Placement off the tee is crucial on this stroke one as anything to long will find water while anything right leads to thick bush where the odd snake can be found. A long-iron second shot is then required to a green guarded by a bunker on the left and thick rough on the right.
The fairway is wide on this hole so you can open your shoulders a bit off the tee. A really big drive which finds the down slope on the fairway could in fact come quite close to the green. Otherwise, a short iron to an open green will set you up with an easy birdie chance.
This hole requires good course management as water comes into play both left and right leading the whole way up to the green. Attempting this green in two is extremely risky but those who succeed will most certainly walk off with a four.
Crosswinds play a big part in this par-three. Once again an accurate tee shot over a gorge is needed to a green well-guarded by thick bush and bunkers. Anything long is a safer bet but will leave you with a tricky up-and-down.
The longest of hitters can have a dip at this green, but will need to hit a high draw over the clubhouse on the hill. Otherwise, a straight tee shot to the guarded fairway will leave a short approach to a heavily-guarded green.
Wild Coast Sun Country Club
The Wild Coast Sun Country Club caters to the most competitive and rugged of tastes to match its golf course. From bird watching to a lazy walk on the beach, there is something to suit everyone at the Wild Coast Sun Resort and Casino.

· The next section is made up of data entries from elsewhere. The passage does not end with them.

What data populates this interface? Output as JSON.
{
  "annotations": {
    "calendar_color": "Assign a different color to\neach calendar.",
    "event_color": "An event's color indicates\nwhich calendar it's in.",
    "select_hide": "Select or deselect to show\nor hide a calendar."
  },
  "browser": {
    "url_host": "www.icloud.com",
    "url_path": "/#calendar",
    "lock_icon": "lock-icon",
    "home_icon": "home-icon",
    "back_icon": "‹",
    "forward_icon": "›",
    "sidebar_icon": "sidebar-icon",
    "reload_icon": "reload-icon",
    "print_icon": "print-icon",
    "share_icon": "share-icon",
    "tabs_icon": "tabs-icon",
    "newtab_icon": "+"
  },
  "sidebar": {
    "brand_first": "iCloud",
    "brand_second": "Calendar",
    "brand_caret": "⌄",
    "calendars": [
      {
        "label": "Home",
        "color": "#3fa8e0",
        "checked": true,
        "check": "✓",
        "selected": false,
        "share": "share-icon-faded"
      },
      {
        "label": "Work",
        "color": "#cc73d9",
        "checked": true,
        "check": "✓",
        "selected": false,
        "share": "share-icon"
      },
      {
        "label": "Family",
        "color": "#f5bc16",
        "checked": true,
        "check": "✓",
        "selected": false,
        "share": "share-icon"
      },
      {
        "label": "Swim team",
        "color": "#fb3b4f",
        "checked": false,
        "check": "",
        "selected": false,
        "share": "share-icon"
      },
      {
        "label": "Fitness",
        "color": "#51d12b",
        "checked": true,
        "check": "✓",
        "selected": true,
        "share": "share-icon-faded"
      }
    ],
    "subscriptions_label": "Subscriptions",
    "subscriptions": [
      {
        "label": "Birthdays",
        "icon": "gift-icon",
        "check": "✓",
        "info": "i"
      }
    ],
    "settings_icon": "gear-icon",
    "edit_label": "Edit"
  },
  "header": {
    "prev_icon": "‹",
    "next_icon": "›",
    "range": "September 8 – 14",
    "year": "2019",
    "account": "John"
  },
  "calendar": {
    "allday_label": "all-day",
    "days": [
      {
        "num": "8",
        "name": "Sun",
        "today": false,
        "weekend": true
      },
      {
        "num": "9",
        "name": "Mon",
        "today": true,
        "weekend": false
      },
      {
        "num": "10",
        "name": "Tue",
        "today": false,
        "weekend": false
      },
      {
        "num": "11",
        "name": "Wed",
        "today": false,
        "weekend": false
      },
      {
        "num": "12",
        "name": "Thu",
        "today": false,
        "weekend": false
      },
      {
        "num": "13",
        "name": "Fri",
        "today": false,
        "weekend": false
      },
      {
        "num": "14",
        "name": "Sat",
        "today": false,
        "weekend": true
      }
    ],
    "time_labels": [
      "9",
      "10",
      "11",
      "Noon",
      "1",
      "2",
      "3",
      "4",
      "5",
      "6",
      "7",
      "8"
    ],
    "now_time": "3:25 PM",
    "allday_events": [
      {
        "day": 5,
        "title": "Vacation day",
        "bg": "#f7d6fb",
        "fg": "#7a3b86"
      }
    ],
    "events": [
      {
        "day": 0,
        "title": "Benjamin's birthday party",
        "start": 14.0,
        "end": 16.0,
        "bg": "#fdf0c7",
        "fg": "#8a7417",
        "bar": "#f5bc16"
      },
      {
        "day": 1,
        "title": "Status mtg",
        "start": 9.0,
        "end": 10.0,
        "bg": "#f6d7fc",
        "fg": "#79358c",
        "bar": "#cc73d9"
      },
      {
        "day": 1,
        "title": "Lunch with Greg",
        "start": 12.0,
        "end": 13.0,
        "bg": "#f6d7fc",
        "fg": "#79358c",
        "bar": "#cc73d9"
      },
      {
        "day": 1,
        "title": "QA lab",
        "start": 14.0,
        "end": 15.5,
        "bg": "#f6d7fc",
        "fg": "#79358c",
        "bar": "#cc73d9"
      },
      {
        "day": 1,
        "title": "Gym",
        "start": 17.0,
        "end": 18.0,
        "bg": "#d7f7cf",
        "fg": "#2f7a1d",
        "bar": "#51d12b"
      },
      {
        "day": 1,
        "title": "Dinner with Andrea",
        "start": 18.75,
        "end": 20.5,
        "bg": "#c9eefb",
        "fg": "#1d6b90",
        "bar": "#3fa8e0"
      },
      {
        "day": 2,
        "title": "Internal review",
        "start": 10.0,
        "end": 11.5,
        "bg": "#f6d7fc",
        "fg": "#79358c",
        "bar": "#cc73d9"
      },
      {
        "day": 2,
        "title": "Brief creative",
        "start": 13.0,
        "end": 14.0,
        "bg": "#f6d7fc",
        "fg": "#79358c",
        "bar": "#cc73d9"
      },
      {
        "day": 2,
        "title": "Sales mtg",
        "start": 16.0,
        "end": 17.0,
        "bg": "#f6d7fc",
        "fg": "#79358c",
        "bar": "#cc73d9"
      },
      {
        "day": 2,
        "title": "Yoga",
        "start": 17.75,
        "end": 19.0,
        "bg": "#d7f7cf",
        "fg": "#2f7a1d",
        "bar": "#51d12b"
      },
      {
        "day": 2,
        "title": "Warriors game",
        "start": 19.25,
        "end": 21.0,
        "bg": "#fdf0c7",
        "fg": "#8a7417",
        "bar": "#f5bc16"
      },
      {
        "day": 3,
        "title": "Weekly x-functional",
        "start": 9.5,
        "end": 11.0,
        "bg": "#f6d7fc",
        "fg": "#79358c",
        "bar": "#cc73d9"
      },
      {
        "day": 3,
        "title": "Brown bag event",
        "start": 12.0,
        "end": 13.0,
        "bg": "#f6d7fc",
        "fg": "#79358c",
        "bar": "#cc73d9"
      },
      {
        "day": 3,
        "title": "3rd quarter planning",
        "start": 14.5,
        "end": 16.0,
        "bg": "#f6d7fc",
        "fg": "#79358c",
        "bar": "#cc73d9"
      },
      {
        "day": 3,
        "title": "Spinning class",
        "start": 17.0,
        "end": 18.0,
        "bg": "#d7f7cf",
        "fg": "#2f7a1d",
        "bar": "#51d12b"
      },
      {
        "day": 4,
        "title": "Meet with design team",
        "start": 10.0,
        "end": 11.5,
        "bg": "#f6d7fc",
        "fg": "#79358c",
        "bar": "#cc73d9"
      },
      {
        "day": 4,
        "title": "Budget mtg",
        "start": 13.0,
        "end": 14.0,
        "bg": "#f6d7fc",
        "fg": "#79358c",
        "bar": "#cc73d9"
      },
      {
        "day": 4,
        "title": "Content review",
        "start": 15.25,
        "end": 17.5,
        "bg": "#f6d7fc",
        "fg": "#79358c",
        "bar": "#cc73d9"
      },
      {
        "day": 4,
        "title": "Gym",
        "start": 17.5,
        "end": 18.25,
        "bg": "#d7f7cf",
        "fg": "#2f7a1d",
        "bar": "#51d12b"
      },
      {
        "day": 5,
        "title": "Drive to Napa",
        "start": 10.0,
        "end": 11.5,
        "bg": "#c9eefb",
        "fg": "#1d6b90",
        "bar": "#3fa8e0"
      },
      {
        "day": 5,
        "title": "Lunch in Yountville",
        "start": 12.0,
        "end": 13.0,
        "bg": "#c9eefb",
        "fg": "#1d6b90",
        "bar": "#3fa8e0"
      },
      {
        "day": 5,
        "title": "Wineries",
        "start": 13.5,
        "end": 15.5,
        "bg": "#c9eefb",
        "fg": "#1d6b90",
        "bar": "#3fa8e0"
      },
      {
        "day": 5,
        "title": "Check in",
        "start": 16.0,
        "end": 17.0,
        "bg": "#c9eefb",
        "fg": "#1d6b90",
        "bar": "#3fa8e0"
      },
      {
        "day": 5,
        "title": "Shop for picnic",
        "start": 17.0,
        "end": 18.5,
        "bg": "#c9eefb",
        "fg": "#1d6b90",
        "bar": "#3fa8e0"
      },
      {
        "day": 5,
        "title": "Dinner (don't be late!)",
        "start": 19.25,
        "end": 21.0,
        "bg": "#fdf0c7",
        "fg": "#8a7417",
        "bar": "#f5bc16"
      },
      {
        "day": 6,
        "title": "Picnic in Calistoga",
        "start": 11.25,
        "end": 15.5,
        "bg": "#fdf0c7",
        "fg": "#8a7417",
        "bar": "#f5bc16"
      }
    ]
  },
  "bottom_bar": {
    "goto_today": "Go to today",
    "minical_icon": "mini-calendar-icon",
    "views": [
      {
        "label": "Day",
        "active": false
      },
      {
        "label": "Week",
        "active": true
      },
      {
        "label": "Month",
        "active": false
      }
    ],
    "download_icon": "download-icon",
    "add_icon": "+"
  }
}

Wild Coast Sun facilities include:
Driving Range (use own golf balls)
With its championship golf course and close proximity to Durban, the Wild Coast Sun is the ideal location for golfing holidays in the Eastern Cape.

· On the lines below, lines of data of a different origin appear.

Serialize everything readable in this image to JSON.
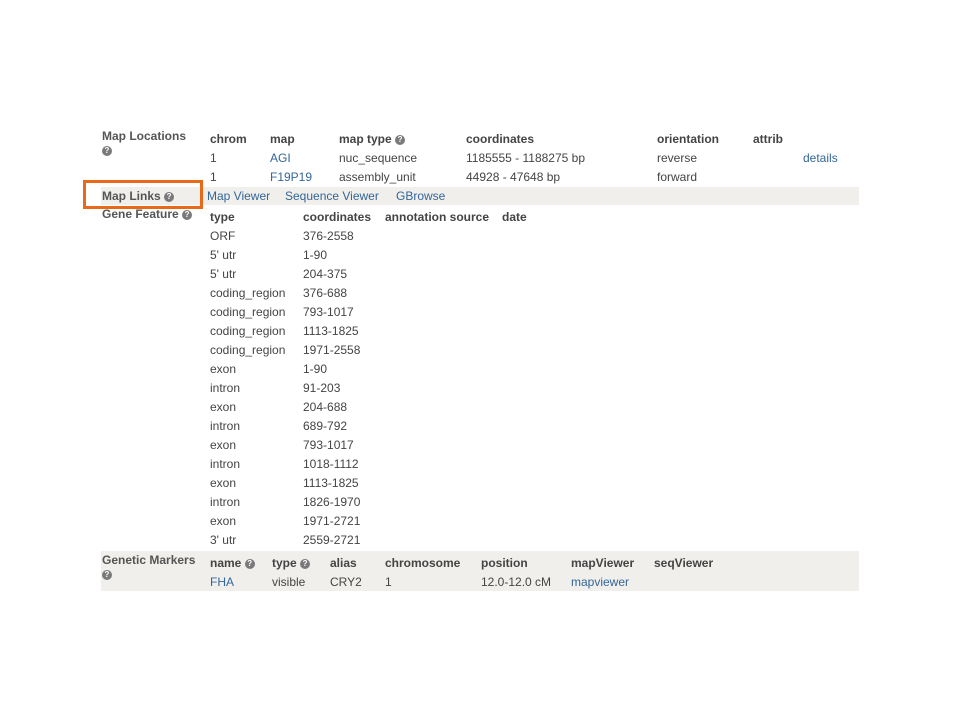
{
  "help_glyph": "?",
  "map_locations": {
    "title": "Map Locations",
    "headers": [
      "chrom",
      "map",
      "map type",
      "coordinates",
      "orientation",
      "attrib"
    ],
    "rows": [
      {
        "chrom": "1",
        "map": "AGI",
        "map_type": "nuc_sequence",
        "coordinates": "1185555 - 1188275 bp",
        "orientation": "reverse",
        "attrib": "details"
      },
      {
        "chrom": "1",
        "map": "F19P19",
        "map_type": "assembly_unit",
        "coordinates": "44928 - 47648 bp",
        "orientation": "forward",
        "attrib": ""
      }
    ]
  },
  "map_links": {
    "title": "Map Links",
    "links": [
      "Map Viewer",
      "Sequence Viewer",
      "GBrowse"
    ]
  },
  "gene_feature": {
    "title": "Gene Feature",
    "headers": [
      "type",
      "coordinates",
      "annotation source",
      "date"
    ],
    "rows": [
      {
        "type": "ORF",
        "coordinates": "376-2558"
      },
      {
        "type": "5' utr",
        "coordinates": "1-90"
      },
      {
        "type": "5' utr",
        "coordinates": "204-375"
      },
      {
        "type": "coding_region",
        "coordinates": "376-688"
      },
      {
        "type": "coding_region",
        "coordinates": "793-1017"
      },
      {
        "type": "coding_region",
        "coordinates": "1113-1825"
      },
      {
        "type": "coding_region",
        "coordinates": "1971-2558"
      },
      {
        "type": "exon",
        "coordinates": "1-90"
      },
      {
        "type": "intron",
        "coordinates": "91-203"
      },
      {
        "type": "exon",
        "coordinates": "204-688"
      },
      {
        "type": "intron",
        "coordinates": "689-792"
      },
      {
        "type": "exon",
        "coordinates": "793-1017"
      },
      {
        "type": "intron",
        "coordinates": "1018-1112"
      },
      {
        "type": "exon",
        "coordinates": "1113-1825"
      },
      {
        "type": "intron",
        "coordinates": "1826-1970"
      },
      {
        "type": "exon",
        "coordinates": "1971-2721"
      },
      {
        "type": "3' utr",
        "coordinates": "2559-2721"
      }
    ]
  },
  "genetic_markers": {
    "title": "Genetic Markers",
    "headers": [
      "name",
      "type",
      "alias",
      "chromosome",
      "position",
      "mapViewer",
      "seqViewer"
    ],
    "row": {
      "name": "FHA",
      "type": "visible",
      "alias": "CRY2",
      "chromosome": "1",
      "position": "12.0-12.0 cM",
      "mapviewer": "mapviewer"
    }
  },
  "colors": {
    "link": "#336699",
    "shaded_row": "#f1efeb",
    "highlight": "#e8691a"
  }
}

Golfing At Wild Coast Sun Country Club
Home to a challenging 18-hole championship golf course that stretches along the expansive Wild Coast in the Eastern Cape, the Wild Coast Sun Country Club forms part of the South African PGA circuit. With its par-70 card rating, the course boasts magnificent ocean views and magnificently curated fairways and greens.
Opened in 1983, many golfers insist that this coastal course is one of the most beautiful golfing ranges in South Africa. However, the course offers more than just pretty fairways and well-kept greens. The course’s architect, Robert Trent Jones Jnr, made every effort to utilise the natural topography and geography of the region to its fullest. The result? A one-of-a-kind course that blends in with its natural surrounds.
The Wild Coast Sun Golf Course
Famed for being one of the top golf courses in South Africa, the Wild Coast Sun golf course extends over rugged terrain along the Indian Ocean. Creating a dramatic golfing experience, this breathtaking golf course in Port Edward is played over hills, ravines, rivers, dams and waterfalls making it a challenge for professionals and amateurs alike.
Right from the opening hole, which sweeps down towards a lagoon, to the 18th with the Indian Ocean as its backdrop, the par-70 golf course makes golfing at Wild Coast Sun an unforgettable experience.
Golf cart hire is compulsory
Dress code: standard dress code applies; please wear soft spikes only
Golf clubs are available for hire
A driving range is available to practice but players must bring their own golf balls
Course designer: Robert Trent Jones II
Date course opened: 1983
Course type: 18-hole coastal layout
Grass type: fairways are Cynodon and Kikuyu and tees are Cynodon
Wild Coast Sun Country Club
Overlooking the 18th green, the Wild Coast Sun Country Club is ideal for an after-golf wind-down. The club caters for golfing and non-golfing patrons and serves a selection of snacks, drinks and light meals.
Wild Coast Sun Country Club Facilities
Golf club hire
Driving range (players must bring their own golf balls)